Kinglet Spirit Animal
If the kinglet is your spirit animal, it indicates that you have an extraverted personality. People with this spirit animal are outspoken, open-minded, creative, friendly, and optimistic. The kinglet spirit animal is very family-oriented. Incredibly, female kinglets can lay up to twelve eggs in a single clutch. The weight of a clutch of eggs may be even higher than the female kinglet who laid them! (14) People with this spirit animal tend to be most comfortable when surrounded by loved ones and may crave the support system of a large but tight-knit family.
People with the kinglet as their spirit animal tend to be highly energetic. This extreme energy is a powerful force when properly focused. Without a passion to channel it, though, people with this spirit animal may grow restless or develop a poor attention span. If their passions are nurtured, though, people with the kinglet spirit are a powerhouse of productivity and innovation.
Kinglet Totem Animal
The kinglet totem animal is associated with wit, trickery, and curiosity. People with this totem animal have a way of overcoming obstacles through unusual means. The kinglet totem animal channels the kinglet’s boundless energy into quick thinking and seemingly effortless problem solving.
People with the kinglet totem animal tend to enjoy problem solving and may be drawn to things like puzzles and mysteries to occupy their time. People with this totem tend to dislike being idle and will seek out new challenges when life presents none.
Kinglet Power Animal
The kinglet power animal embodies the power of the voice. The kinglet is one of the smallest birds around, yet it is often identified by its loud and distinctive voice. People with the power of the kinglet in their corner have the potential to captivate audiences with the power of their voices.

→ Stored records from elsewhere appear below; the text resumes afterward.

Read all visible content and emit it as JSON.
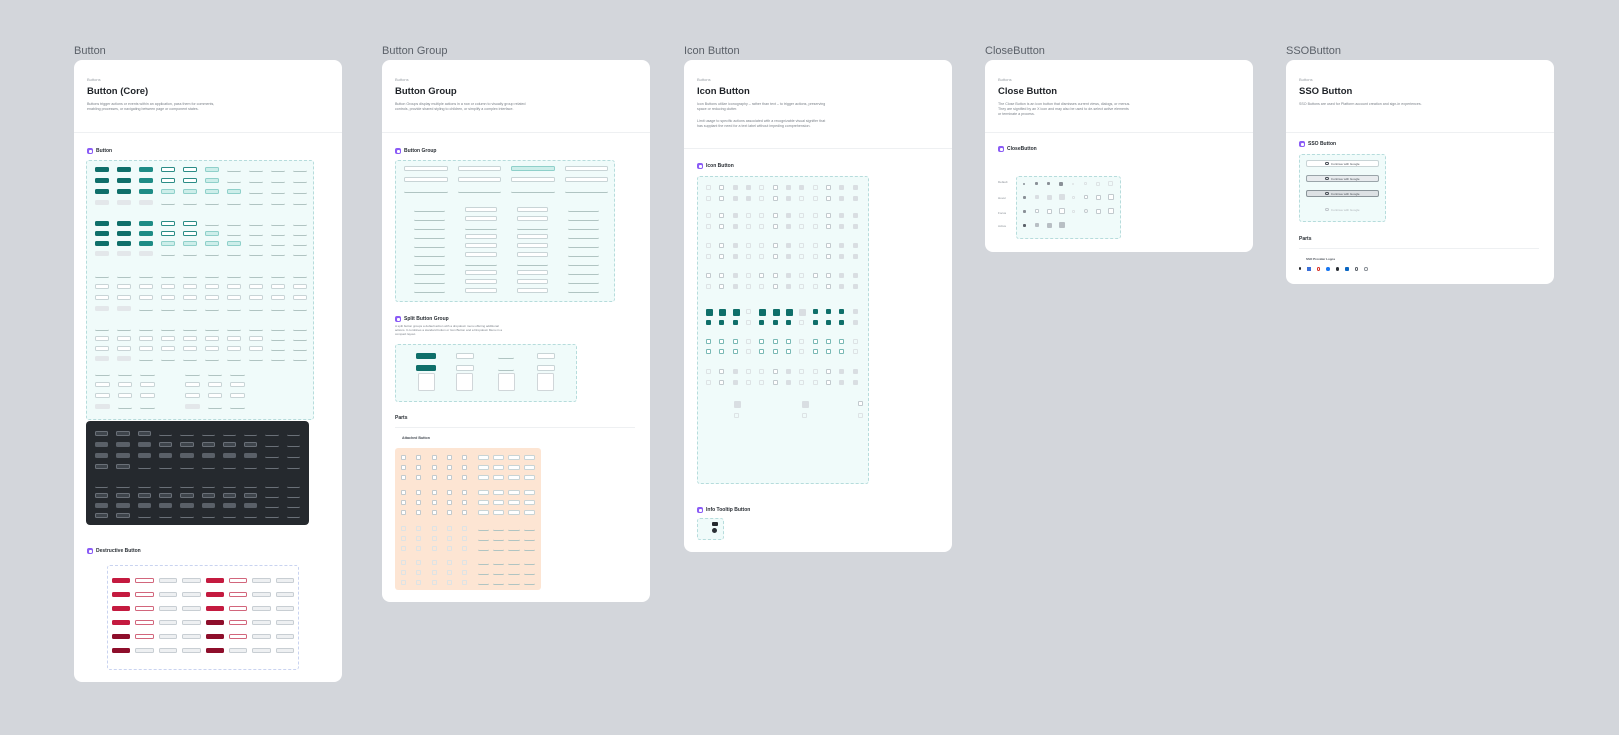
{
  "frames": {
    "button": {
      "label": "Button",
      "eyebrow": "Buttons",
      "title": "Button (Core)",
      "description": "Buttons trigger actions or events within an application, pass them for comments, enabling processes, or navigating between page or component states.",
      "section_button": "Button",
      "section_destructive": "Destructive Button"
    },
    "button_group": {
      "label": "Button Group",
      "eyebrow": "Buttons",
      "title": "Button Group",
      "description": "Button Groups display multiple actions in a row or column to visually group related controls, provide shared styling to children, or simplify a complex interface.",
      "section_group": "Button Group",
      "section_split": "Split Button Group",
      "split_desc": "A split button groups a default action with a dropdown menu offering additional actions. It combines a standard button or Icon Button and a Dropdown Menu in a compact layout.",
      "parts": "Parts",
      "attached": "Attached Button"
    },
    "icon_button": {
      "label": "Icon Button",
      "eyebrow": "Buttons",
      "title": "Icon Button",
      "description": "Icon Buttons utilize iconography – rather than text – to trigger actions, preserving space or reducing clutter.",
      "description2": "Limit usage to specific actions associated with a recognizable visual signifier that has supplant the need for a text label without impeding comprehension.",
      "section_icon": "Icon Button",
      "section_tooltip": "Info Tooltip Button"
    },
    "close_button": {
      "label": "CloseButton",
      "eyebrow": "Buttons",
      "title": "Close Button",
      "description": "The Close Button is an icon button that dismisses current views, dialogs, or menus. They are signified by an X icon and may also be used to de-select active elements or terminate a process.",
      "section": "CloseButton",
      "rows": [
        "Default",
        "Hover",
        "Focus",
        "Active"
      ]
    },
    "sso_button": {
      "label": "SSOButton",
      "eyebrow": "Buttons",
      "title": "SSO Button",
      "description": "SSO Buttons are used for Platform account creation and sign-in experiences.",
      "section": "SSO Button",
      "btn_label": "Continue with Google",
      "parts": "Parts",
      "logos": "SSO Provider Logos"
    }
  },
  "colors": {
    "canvas": "#d3d6db",
    "accent_teal": "#0f6f6a",
    "destructive": "#c41a3f",
    "section_icon": "#8b5cf6",
    "attached_bg": "#fde5d3"
  }
}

Although this can be applied to singing, it really means that they are exceptional communicators who know how to get people’s attention.
For this reason, the kinglet power animal is especially useful when standing up for oneself or for others. No matter the individual’s size or abilities, the kinglet’s voice has a commanding presence.
Kinglet Tattoo Meaning
A kinglet tattoo is a good choice for any birder who enjoys watching the entertaining antics of the kinglet.
Additionally, a kinglet tattoo may be chosen to represent potential, energy, passion, enthusiasm, work ethic, family, or creativity.
The kinglet is a favorite of many nature-lovers and birdwatchers for a reason. This pint-sized bird is a true firecracker. Kinglets are one of those creatures whose name tells you exactly what to expect. Although they may be smaller and weaker than the mighty eagle, according to legend, it was the kinglet who triumphed as the king of birds.